-- Opening Marker --

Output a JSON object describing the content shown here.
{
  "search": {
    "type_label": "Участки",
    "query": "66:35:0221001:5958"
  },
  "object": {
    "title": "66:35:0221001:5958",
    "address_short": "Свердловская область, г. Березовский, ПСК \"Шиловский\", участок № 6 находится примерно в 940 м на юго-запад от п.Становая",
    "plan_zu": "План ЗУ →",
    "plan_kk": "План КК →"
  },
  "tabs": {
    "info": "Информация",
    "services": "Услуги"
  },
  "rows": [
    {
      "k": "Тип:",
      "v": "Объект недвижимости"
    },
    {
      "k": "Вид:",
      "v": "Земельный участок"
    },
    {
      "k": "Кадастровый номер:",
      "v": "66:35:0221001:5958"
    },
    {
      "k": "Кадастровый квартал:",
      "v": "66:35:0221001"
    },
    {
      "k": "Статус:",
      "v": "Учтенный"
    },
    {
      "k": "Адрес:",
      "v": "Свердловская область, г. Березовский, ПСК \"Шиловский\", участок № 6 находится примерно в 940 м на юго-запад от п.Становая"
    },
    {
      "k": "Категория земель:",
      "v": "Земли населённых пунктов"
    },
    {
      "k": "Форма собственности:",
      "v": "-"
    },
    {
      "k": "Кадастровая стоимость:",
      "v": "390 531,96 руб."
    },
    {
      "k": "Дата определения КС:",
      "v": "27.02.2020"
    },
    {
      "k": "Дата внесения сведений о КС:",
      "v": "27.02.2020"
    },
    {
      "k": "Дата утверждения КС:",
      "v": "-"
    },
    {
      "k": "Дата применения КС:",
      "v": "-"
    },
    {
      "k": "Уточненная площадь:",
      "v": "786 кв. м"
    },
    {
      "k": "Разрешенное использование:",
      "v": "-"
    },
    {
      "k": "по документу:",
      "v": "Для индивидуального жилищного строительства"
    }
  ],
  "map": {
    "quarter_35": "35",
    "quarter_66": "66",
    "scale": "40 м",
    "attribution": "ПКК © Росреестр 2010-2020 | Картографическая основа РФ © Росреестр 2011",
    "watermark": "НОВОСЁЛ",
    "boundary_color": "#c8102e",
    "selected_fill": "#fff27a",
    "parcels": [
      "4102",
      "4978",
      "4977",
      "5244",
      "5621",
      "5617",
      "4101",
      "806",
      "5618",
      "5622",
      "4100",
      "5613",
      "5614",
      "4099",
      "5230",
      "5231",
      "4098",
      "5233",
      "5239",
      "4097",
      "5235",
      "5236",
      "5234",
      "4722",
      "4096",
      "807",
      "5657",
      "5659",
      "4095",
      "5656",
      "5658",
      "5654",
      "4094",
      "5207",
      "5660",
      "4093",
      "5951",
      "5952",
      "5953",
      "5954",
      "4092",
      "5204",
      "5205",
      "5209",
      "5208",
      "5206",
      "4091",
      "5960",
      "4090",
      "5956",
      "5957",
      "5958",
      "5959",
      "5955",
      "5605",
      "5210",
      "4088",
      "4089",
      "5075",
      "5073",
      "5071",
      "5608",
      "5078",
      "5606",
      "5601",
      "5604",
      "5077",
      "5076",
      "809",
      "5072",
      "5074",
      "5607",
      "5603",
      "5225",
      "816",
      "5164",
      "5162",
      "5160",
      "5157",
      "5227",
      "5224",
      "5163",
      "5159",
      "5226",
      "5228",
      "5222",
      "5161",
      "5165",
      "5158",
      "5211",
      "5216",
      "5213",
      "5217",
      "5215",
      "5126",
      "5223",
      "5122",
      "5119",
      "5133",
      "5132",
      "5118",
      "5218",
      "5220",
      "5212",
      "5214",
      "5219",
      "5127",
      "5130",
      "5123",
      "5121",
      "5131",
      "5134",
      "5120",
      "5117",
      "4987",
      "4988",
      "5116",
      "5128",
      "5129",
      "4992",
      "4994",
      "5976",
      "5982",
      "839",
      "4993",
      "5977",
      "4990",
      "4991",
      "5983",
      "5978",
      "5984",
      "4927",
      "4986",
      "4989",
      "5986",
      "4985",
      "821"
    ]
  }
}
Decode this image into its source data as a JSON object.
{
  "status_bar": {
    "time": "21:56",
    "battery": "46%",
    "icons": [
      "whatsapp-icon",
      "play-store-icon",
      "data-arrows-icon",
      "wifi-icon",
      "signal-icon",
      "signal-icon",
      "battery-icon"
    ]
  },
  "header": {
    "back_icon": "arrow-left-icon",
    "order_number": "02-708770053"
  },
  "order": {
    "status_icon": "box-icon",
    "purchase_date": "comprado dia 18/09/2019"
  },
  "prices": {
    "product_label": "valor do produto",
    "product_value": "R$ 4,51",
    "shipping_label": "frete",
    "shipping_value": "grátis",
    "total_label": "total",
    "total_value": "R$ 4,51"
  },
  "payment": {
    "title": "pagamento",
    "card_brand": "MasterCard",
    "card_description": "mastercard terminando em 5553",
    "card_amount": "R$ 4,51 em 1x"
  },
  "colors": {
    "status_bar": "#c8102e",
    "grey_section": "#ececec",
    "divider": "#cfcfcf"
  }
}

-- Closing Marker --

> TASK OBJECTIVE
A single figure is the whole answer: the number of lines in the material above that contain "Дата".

> SOLUTION FOR THIS PROBLEM
4